[ABOUT THIS TASK]
Go through the data below and return each line where the string "screenshot" appears.

[SOURCE DATA]
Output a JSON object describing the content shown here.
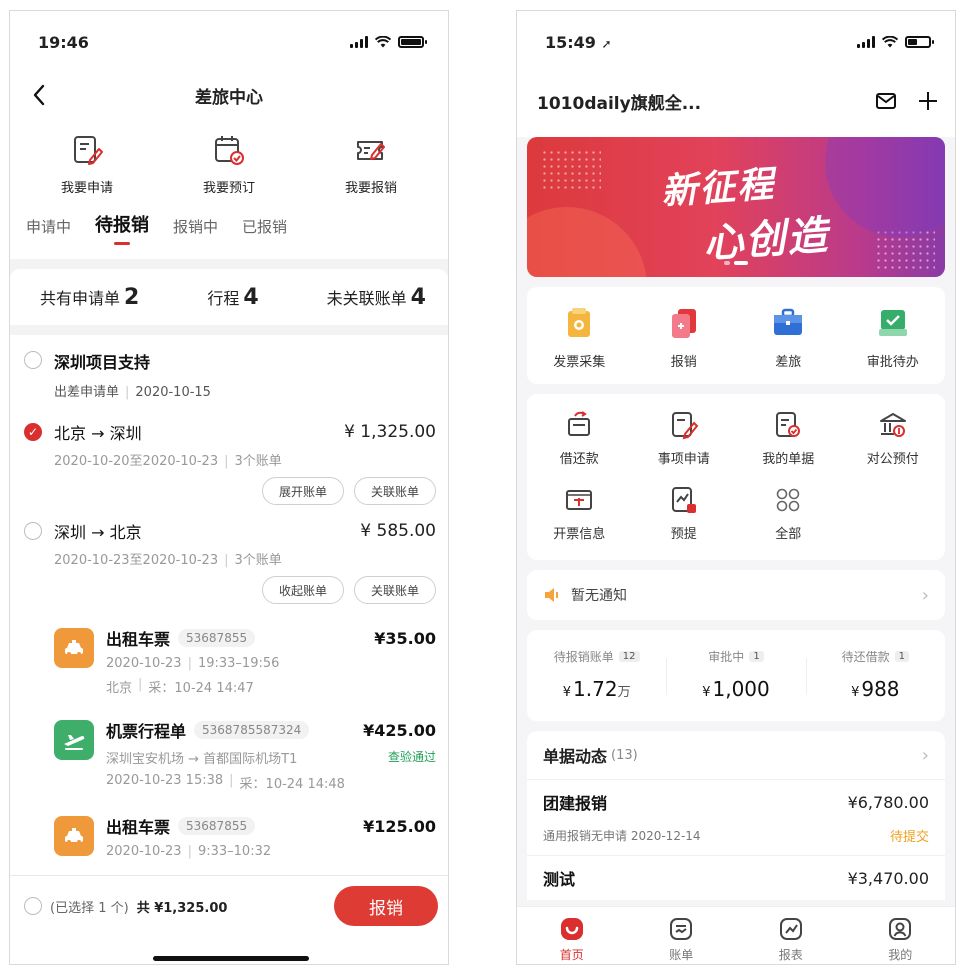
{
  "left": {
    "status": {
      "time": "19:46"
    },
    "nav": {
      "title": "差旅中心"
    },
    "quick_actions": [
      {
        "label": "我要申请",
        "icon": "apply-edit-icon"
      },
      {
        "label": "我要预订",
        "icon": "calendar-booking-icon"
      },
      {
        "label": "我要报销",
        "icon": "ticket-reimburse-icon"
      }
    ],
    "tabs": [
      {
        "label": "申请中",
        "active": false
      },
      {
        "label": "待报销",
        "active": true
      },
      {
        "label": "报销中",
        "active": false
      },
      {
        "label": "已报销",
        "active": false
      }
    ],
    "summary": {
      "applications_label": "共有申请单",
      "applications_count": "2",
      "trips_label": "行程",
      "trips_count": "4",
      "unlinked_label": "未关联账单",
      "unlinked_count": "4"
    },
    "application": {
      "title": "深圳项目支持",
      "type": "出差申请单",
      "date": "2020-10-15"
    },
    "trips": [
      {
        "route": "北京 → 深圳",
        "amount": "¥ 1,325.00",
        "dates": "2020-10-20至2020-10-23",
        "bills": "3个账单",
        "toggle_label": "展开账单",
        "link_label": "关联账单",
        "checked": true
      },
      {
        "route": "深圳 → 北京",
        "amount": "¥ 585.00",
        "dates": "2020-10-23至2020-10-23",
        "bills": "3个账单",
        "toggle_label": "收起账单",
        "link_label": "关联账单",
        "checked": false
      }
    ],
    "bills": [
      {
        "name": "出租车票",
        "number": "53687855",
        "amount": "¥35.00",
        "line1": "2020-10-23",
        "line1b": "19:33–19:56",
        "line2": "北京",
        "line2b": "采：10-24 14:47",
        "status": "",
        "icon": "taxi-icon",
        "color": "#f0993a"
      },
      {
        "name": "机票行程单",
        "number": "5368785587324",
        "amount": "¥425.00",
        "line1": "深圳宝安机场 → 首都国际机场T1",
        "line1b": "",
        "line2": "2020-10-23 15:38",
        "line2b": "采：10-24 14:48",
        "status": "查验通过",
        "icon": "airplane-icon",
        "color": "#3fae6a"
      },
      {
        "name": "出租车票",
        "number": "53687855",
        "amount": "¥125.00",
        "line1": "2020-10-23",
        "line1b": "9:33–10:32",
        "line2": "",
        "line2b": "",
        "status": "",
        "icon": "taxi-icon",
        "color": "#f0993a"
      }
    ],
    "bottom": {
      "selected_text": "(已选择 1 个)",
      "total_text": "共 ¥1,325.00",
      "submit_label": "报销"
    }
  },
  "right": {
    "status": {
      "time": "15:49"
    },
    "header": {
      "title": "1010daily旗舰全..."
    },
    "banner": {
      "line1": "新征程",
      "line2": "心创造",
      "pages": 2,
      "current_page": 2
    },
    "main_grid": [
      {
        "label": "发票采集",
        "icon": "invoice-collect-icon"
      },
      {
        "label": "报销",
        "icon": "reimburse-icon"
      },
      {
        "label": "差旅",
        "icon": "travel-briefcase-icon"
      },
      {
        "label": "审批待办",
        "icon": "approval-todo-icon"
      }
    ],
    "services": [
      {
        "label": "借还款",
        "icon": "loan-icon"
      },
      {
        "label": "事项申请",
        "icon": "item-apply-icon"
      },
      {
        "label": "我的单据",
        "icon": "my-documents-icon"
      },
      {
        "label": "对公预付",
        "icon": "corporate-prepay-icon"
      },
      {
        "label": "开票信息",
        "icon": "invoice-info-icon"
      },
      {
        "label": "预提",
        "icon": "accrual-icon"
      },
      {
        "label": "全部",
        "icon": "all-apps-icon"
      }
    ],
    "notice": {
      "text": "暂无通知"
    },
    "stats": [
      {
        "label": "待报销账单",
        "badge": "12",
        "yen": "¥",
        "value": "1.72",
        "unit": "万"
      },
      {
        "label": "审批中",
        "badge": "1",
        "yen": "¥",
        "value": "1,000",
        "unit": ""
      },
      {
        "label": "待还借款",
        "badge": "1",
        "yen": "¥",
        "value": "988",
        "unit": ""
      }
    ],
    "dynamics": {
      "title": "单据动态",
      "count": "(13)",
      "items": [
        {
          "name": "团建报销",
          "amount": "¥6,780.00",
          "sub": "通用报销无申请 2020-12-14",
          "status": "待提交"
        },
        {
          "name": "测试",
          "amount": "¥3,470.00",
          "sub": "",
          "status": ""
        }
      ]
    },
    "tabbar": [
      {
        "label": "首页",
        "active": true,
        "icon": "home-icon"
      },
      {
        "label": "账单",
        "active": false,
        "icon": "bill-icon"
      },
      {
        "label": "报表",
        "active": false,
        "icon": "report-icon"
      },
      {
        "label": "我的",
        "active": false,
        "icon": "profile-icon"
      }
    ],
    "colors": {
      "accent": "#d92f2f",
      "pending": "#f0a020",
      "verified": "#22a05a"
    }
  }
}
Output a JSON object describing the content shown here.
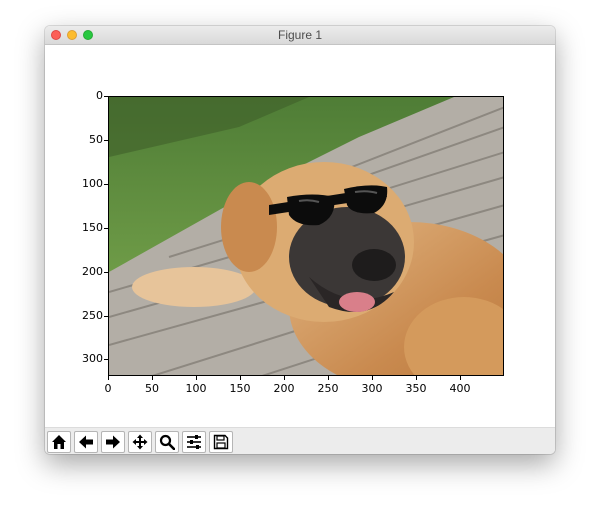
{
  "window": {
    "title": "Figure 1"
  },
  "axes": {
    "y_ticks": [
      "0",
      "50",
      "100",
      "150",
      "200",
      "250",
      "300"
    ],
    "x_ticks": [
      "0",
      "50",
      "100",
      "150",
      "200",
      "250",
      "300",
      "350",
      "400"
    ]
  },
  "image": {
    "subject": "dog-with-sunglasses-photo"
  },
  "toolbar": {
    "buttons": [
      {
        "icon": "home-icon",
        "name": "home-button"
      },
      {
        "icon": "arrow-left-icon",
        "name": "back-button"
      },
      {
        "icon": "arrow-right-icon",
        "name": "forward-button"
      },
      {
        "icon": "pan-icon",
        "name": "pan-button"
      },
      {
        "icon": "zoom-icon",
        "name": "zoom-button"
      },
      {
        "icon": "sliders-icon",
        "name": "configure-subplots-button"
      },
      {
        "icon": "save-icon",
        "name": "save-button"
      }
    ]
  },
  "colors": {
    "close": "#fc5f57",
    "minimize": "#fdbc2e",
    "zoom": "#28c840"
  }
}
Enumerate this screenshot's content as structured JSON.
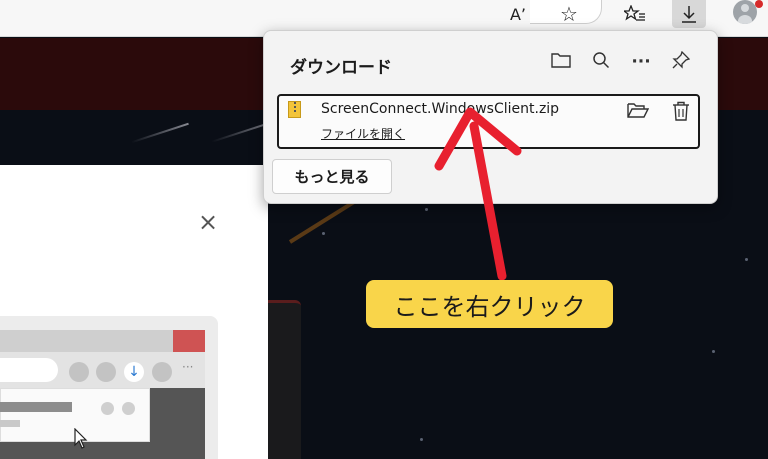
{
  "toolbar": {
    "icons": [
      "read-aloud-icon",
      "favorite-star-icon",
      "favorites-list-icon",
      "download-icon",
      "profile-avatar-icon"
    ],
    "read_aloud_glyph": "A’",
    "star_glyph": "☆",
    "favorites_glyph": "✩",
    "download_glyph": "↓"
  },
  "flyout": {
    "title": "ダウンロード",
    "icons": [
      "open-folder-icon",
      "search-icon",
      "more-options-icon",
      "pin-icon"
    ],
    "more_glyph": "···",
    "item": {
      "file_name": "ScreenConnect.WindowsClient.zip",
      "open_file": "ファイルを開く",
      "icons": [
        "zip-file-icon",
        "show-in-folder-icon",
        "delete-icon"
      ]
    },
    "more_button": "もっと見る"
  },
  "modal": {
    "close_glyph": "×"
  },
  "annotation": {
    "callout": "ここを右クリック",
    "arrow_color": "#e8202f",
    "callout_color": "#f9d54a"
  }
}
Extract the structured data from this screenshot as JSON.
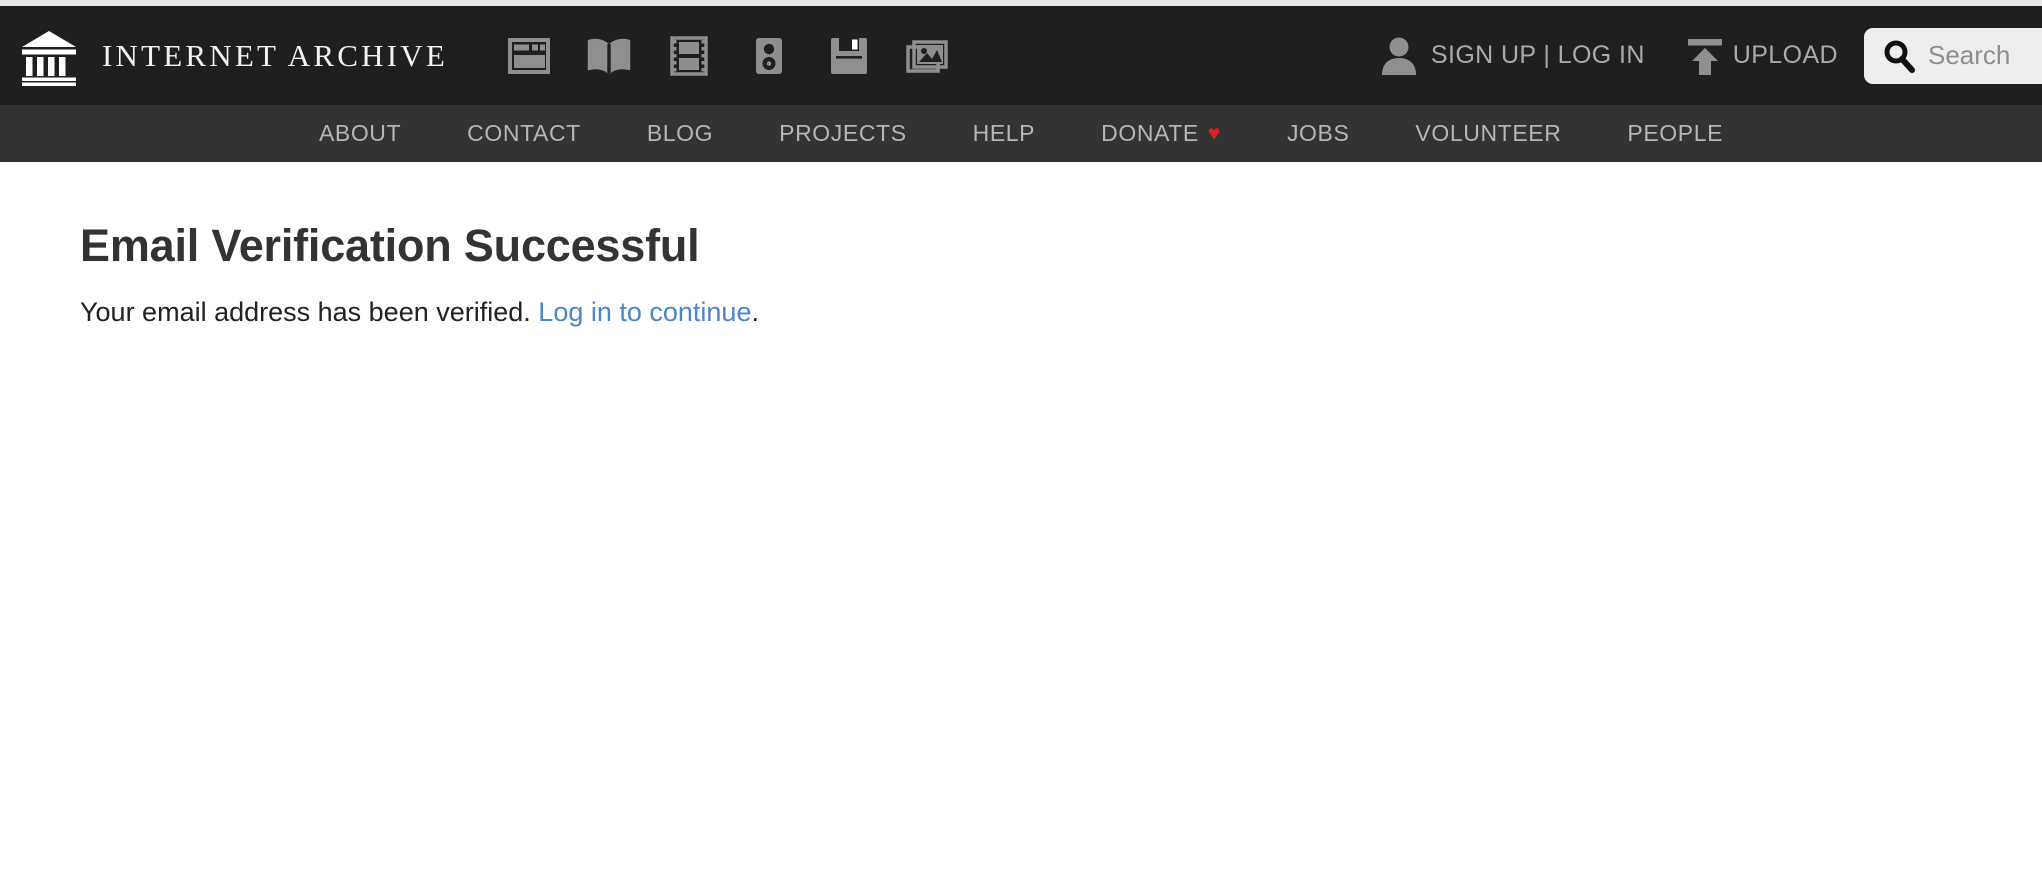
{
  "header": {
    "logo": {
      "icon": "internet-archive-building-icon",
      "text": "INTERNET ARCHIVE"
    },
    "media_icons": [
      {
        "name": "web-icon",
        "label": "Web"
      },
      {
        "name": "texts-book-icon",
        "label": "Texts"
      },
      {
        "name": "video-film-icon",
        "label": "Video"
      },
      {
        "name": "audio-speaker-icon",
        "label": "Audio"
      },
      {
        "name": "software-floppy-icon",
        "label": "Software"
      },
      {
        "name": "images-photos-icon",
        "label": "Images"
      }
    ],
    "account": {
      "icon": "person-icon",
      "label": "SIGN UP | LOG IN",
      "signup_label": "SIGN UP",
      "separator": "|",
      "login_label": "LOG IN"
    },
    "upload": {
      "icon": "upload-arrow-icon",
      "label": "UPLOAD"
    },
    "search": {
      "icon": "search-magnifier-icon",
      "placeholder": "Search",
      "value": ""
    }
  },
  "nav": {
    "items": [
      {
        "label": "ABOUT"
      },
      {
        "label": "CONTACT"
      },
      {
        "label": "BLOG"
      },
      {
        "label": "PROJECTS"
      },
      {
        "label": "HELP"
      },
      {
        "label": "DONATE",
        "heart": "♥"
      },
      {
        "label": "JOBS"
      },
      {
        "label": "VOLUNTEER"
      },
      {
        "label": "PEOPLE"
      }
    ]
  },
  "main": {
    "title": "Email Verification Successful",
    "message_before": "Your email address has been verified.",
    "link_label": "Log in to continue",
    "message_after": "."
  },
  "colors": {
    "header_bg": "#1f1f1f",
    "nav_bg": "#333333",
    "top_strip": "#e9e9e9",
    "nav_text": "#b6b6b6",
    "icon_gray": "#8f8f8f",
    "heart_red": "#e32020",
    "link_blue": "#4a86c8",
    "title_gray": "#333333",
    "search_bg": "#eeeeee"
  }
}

[SOLUTION]
Enumerate this screenshot's content as structured JSON.
Extract the structured data from this screenshot as JSON.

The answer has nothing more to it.